EXERCISE. Within the records below, find each line with the word "Cities" and copy it out.

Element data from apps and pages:
▽

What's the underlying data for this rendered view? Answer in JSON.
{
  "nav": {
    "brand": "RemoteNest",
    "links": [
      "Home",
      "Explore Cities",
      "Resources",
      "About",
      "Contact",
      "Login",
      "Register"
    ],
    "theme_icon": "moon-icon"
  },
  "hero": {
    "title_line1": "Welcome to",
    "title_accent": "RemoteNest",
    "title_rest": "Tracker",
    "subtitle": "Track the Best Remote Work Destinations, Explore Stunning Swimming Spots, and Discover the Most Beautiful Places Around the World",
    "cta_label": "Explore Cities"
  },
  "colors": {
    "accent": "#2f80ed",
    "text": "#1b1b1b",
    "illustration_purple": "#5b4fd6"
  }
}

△
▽

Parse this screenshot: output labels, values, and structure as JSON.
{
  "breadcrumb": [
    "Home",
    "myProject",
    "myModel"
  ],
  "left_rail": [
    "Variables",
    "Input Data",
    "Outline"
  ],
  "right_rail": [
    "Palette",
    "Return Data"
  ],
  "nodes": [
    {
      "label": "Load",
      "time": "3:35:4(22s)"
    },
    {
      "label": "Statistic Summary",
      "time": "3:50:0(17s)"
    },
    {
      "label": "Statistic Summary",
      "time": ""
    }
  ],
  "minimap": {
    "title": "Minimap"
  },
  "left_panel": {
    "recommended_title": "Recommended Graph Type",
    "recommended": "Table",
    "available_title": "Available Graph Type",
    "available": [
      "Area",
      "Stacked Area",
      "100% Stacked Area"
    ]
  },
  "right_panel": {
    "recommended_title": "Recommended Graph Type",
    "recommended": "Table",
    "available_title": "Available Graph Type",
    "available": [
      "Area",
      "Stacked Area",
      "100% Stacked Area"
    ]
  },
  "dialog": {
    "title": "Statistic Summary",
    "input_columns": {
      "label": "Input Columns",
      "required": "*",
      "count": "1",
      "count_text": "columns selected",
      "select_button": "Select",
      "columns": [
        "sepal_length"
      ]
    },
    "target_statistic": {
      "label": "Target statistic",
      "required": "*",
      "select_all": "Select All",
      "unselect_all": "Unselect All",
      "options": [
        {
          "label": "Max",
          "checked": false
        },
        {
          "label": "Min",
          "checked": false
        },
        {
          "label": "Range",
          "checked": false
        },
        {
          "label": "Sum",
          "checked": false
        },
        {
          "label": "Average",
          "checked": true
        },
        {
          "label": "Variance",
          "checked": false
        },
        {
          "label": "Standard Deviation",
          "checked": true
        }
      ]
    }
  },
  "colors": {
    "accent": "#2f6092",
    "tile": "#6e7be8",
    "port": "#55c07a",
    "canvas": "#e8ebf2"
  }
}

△

RESULT FOR THIS TASK.
      "Explore Cities",
    "cta_label": "Explore Cities"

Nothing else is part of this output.